Required work
Would you write out each line of the material below exactly, skipping every picture?

⁂

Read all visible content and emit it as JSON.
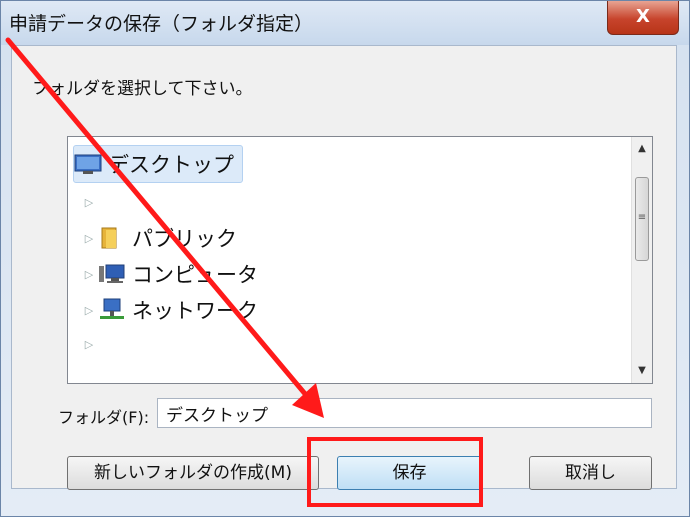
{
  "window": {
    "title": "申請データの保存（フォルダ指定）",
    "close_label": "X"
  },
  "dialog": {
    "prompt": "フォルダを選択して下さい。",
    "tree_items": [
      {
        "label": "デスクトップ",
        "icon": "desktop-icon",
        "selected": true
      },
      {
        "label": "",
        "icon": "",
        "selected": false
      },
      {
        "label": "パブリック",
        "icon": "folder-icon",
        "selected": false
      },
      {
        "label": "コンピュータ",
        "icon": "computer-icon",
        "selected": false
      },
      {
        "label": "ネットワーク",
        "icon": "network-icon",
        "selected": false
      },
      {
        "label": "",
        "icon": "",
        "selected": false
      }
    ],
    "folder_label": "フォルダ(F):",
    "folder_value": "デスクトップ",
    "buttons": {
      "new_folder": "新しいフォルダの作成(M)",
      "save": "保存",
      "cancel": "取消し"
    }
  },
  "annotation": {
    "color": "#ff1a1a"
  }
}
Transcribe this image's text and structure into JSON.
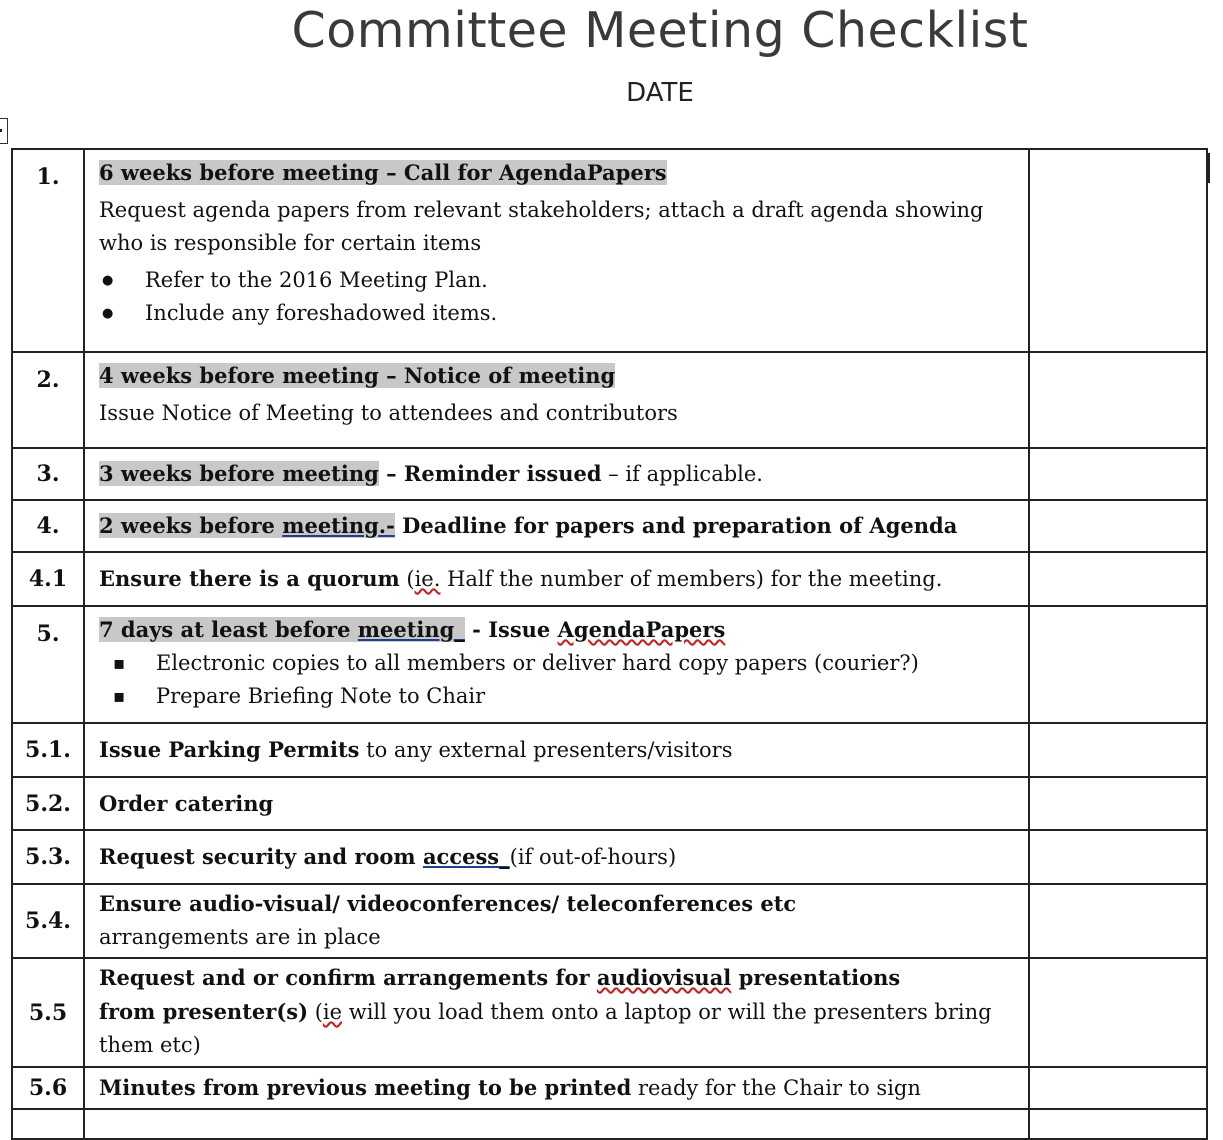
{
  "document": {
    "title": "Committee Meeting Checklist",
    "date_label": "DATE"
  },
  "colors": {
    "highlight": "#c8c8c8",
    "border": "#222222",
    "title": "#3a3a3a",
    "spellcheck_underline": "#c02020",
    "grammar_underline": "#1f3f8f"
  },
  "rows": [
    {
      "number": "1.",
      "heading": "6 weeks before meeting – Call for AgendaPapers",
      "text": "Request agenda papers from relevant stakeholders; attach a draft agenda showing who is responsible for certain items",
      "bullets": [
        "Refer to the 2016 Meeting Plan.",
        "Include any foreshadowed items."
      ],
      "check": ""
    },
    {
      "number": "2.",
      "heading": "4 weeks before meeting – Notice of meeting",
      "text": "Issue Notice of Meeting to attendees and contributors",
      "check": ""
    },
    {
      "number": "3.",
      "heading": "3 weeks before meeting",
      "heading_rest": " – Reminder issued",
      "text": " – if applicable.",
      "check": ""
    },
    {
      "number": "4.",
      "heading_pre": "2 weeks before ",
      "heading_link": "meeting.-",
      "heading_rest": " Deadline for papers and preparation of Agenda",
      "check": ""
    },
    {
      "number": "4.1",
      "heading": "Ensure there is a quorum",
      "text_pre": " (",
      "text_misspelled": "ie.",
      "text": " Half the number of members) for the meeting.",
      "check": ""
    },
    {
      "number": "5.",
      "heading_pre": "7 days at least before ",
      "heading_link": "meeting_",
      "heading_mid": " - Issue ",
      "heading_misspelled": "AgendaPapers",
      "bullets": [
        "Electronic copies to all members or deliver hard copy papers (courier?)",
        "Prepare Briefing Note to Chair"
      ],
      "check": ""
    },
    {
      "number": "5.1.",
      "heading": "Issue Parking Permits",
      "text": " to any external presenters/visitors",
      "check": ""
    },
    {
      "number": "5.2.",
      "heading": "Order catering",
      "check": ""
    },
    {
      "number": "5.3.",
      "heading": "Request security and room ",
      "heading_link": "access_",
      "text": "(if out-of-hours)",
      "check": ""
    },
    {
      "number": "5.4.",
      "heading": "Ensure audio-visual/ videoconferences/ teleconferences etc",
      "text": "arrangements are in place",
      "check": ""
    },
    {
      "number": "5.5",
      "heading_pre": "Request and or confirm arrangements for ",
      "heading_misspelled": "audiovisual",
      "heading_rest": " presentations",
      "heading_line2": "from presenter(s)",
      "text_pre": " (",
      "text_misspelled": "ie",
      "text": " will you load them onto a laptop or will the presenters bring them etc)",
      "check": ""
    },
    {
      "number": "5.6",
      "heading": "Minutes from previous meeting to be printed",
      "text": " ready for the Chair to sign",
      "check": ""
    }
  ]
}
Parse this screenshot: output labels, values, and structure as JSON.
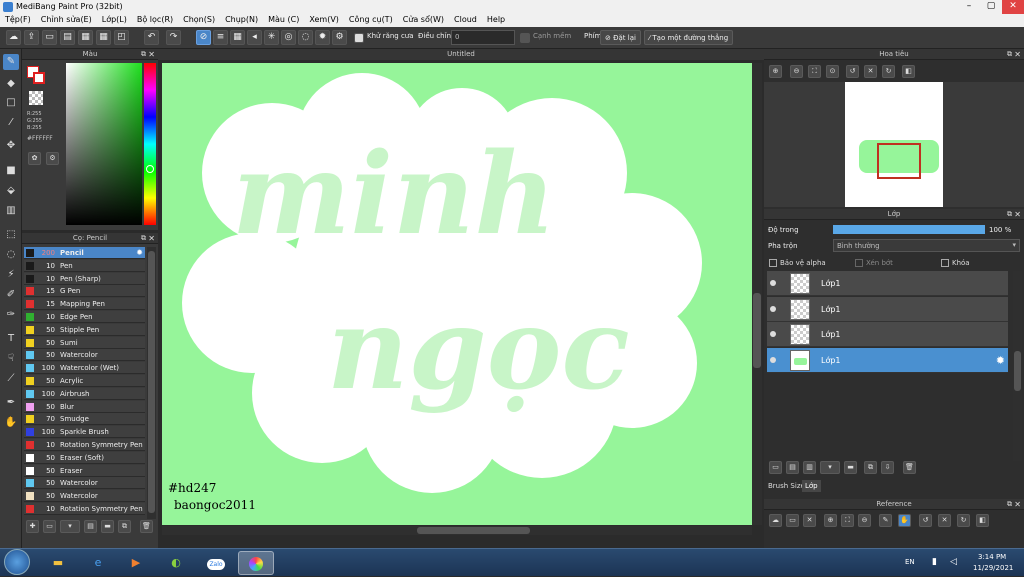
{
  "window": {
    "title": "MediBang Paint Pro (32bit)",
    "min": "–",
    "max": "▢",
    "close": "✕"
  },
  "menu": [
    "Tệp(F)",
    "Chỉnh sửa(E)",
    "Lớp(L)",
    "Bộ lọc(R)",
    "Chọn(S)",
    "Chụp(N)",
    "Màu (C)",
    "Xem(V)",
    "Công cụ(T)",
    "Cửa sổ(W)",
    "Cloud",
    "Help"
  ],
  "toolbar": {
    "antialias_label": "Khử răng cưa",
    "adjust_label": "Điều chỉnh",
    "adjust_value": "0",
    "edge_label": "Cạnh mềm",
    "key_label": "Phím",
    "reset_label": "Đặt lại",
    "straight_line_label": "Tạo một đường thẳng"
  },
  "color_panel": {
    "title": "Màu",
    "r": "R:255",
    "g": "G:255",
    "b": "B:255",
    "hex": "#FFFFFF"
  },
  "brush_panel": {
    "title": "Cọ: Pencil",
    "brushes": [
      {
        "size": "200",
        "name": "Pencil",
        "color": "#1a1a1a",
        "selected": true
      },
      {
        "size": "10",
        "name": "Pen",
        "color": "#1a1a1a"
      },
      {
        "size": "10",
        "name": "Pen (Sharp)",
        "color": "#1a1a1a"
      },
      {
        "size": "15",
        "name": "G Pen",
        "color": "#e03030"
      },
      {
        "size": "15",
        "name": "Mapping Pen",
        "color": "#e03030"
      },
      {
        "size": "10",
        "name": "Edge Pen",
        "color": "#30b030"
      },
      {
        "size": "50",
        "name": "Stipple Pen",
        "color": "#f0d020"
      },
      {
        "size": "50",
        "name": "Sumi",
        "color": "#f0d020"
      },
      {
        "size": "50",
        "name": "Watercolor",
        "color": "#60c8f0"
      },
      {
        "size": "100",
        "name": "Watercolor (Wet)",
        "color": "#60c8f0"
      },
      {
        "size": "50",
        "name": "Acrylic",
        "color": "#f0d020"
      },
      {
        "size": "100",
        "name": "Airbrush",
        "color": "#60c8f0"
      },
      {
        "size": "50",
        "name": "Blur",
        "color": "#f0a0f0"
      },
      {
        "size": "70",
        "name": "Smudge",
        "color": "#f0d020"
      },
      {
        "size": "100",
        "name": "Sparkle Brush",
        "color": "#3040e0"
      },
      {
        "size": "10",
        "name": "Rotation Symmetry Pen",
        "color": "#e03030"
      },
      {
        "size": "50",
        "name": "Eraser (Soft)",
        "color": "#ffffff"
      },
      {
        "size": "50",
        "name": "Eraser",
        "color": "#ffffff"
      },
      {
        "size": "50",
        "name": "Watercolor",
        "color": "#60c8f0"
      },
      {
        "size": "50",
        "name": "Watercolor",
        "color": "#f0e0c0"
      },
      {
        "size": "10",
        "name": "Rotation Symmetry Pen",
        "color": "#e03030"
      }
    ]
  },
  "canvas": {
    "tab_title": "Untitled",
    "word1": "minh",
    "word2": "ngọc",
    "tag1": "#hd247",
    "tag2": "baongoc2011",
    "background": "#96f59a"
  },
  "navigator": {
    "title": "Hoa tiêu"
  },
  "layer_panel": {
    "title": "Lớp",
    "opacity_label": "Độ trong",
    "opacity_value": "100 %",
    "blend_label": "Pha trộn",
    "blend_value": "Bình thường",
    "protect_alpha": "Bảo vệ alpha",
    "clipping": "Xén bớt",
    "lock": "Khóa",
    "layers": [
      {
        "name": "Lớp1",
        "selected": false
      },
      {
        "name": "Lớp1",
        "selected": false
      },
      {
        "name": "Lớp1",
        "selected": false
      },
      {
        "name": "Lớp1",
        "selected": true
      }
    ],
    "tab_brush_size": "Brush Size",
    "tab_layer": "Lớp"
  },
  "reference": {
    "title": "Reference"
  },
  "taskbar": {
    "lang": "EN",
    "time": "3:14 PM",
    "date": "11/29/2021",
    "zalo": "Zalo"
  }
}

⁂

Answer section
Read all visible content and emit it as JSON.
{
  "window": {
    "title": "申請データの保存（フォルダ指定）",
    "close_label": "X"
  },
  "dialog": {
    "prompt": "フォルダを選択して下さい。",
    "tree_items": [
      {
        "label": "デスクトップ",
        "icon": "desktop-icon",
        "selected": true
      },
      {
        "label": "",
        "icon": "",
        "selected": false
      },
      {
        "label": "パブリック",
        "icon": "folder-icon",
        "selected": false
      },
      {
        "label": "コンピュータ",
        "icon": "computer-icon",
        "selected": false
      },
      {
        "label": "ネットワーク",
        "icon": "network-icon",
        "selected": false
      },
      {
        "label": "",
        "icon": "",
        "selected": false
      }
    ],
    "folder_label": "フォルダ(F):",
    "folder_value": "デスクトップ",
    "buttons": {
      "new_folder": "新しいフォルダの作成(M)",
      "save": "保存",
      "cancel": "取消し"
    }
  },
  "annotation": {
    "color": "#ff1a1a"
  }
}
Transcribe this image's text and structure into JSON.
{
  "document": {
    "title": "Committee Meeting Checklist",
    "date_label": "DATE"
  },
  "colors": {
    "highlight": "#c8c8c8",
    "border": "#222222",
    "title": "#3a3a3a",
    "spellcheck_underline": "#c02020",
    "grammar_underline": "#1f3f8f"
  },
  "rows": [
    {
      "number": "1.",
      "heading": "6 weeks before meeting – Call for AgendaPapers",
      "text": "Request agenda papers from relevant stakeholders; attach a draft agenda showing who is responsible for certain items",
      "bullets": [
        "Refer to the 2016 Meeting Plan.",
        "Include any foreshadowed items."
      ],
      "check": ""
    },
    {
      "number": "2.",
      "heading": "4 weeks before meeting – Notice of meeting",
      "text": "Issue Notice of Meeting to attendees and contributors",
      "check": ""
    },
    {
      "number": "3.",
      "heading": "3 weeks before meeting",
      "heading_rest": " – Reminder issued",
      "text": " – if applicable.",
      "check": ""
    },
    {
      "number": "4.",
      "heading_pre": "2 weeks before ",
      "heading_link": "meeting.-",
      "heading_rest": " Deadline for papers and preparation of Agenda",
      "check": ""
    },
    {
      "number": "4.1",
      "heading": "Ensure there is a quorum",
      "text_pre": " (",
      "text_misspelled": "ie.",
      "text": " Half the number of members) for the meeting.",
      "check": ""
    },
    {
      "number": "5.",
      "heading_pre": "7 days at least before ",
      "heading_link": "meeting_",
      "heading_mid": " - Issue ",
      "heading_misspelled": "AgendaPapers",
      "bullets": [
        "Electronic copies to all members or deliver hard copy papers (courier?)",
        "Prepare Briefing Note to Chair"
      ],
      "check": ""
    },
    {
      "number": "5.1.",
      "heading": "Issue Parking Permits",
      "text": " to any external presenters/visitors",
      "check": ""
    },
    {
      "number": "5.2.",
      "heading": "Order catering",
      "check": ""
    },
    {
      "number": "5.3.",
      "heading": "Request security and room ",
      "heading_link": "access_",
      "text": "(if out-of-hours)",
      "check": ""
    },
    {
      "number": "5.4.",
      "heading": "Ensure audio-visual/ videoconferences/ teleconferences etc",
      "text": "arrangements are in place",
      "check": ""
    },
    {
      "number": "5.5",
      "heading_pre": "Request and or confirm arrangements for ",
      "heading_misspelled": "audiovisual",
      "heading_rest": " presentations",
      "heading_line2": "from presenter(s)",
      "text_pre": " (",
      "text_misspelled": "ie",
      "text": " will you load them onto a laptop or will the presenters bring them etc)",
      "check": ""
    },
    {
      "number": "5.6",
      "heading": "Minutes from previous meeting to be printed",
      "text": " ready for the Chair to sign",
      "check": ""
    }
  ]
}
Parse this screenshot: output labels, values, and structure as JSON.
{
  "window": {
    "title": "MediBang Paint Pro (32bit)",
    "min": "–",
    "max": "▢",
    "close": "✕"
  },
  "menu": [
    "Tệp(F)",
    "Chỉnh sửa(E)",
    "Lớp(L)",
    "Bộ lọc(R)",
    "Chọn(S)",
    "Chụp(N)",
    "Màu (C)",
    "Xem(V)",
    "Công cụ(T)",
    "Cửa sổ(W)",
    "Cloud",
    "Help"
  ],
  "toolbar": {
    "antialias_label": "Khử răng cưa",
    "adjust_label": "Điều chỉnh",
    "adjust_value": "0",
    "edge_label": "Cạnh mềm",
    "key_label": "Phím",
    "reset_label": "Đặt lại",
    "straight_line_label": "Tạo một đường thẳng"
  },
  "color_panel": {
    "title": "Màu",
    "r": "R:255",
    "g": "G:255",
    "b": "B:255",
    "hex": "#FFFFFF"
  },
  "brush_panel": {
    "title": "Cọ: Pencil",
    "brushes": [
      {
        "size": "200",
        "name": "Pencil",
        "color": "#1a1a1a",
        "selected": true
      },
      {
        "size": "10",
        "name": "Pen",
        "color": "#1a1a1a"
      },
      {
        "size": "10",
        "name": "Pen (Sharp)",
        "color": "#1a1a1a"
      },
      {
        "size": "15",
        "name": "G Pen",
        "color": "#e03030"
      },
      {
        "size": "15",
        "name": "Mapping Pen",
        "color": "#e03030"
      },
      {
        "size": "10",
        "name": "Edge Pen",
        "color": "#30b030"
      },
      {
        "size": "50",
        "name": "Stipple Pen",
        "color": "#f0d020"
      },
      {
        "size": "50",
        "name": "Sumi",
        "color": "#f0d020"
      },
      {
        "size": "50",
        "name": "Watercolor",
        "color": "#60c8f0"
      },
      {
        "size": "100",
        "name": "Watercolor (Wet)",
        "color": "#60c8f0"
      },
      {
        "size": "50",
        "name": "Acrylic",
        "color": "#f0d020"
      },
      {
        "size": "100",
        "name": "Airbrush",
        "color": "#60c8f0"
      },
      {
        "size": "50",
        "name": "Blur",
        "color": "#f0a0f0"
      },
      {
        "size": "70",
        "name": "Smudge",
        "color": "#f0d020"
      },
      {
        "size": "100",
        "name": "Sparkle Brush",
        "color": "#3040e0"
      },
      {
        "size": "10",
        "name": "Rotation Symmetry Pen",
        "color": "#e03030"
      },
      {
        "size": "50",
        "name": "Eraser (Soft)",
        "color": "#ffffff"
      },
      {
        "size": "50",
        "name": "Eraser",
        "color": "#ffffff"
      },
      {
        "size": "50",
        "name": "Watercolor",
        "color": "#60c8f0"
      },
      {
        "size": "50",
        "name": "Watercolor",
        "color": "#f0e0c0"
      },
      {
        "size": "10",
        "name": "Rotation Symmetry Pen",
        "color": "#e03030"
      }
    ]
  },
  "canvas": {
    "tab_title": "Untitled",
    "word1": "minh",
    "word2": "ngọc",
    "tag1": "#hd247",
    "tag2": "baongoc2011",
    "background": "#96f59a"
  },
  "navigator": {
    "title": "Hoa tiêu"
  },
  "layer_panel": {
    "title": "Lớp",
    "opacity_label": "Độ trong",
    "opacity_value": "100 %",
    "blend_label": "Pha trộn",
    "blend_value": "Bình thường",
    "protect_alpha": "Bảo vệ alpha",
    "clipping": "Xén bớt",
    "lock": "Khóa",
    "layers": [
      {
        "name": "Lớp1",
        "selected": false
      },
      {
        "name": "Lớp1",
        "selected": false
      },
      {
        "name": "Lớp1",
        "selected": false
      },
      {
        "name": "Lớp1",
        "selected": true
      }
    ],
    "tab_brush_size": "Brush Size",
    "tab_layer": "Lớp"
  },
  "reference": {
    "title": "Reference"
  },
  "taskbar": {
    "lang": "EN",
    "time": "3:14 PM",
    "date": "11/29/2021",
    "zalo": "Zalo"
  }
}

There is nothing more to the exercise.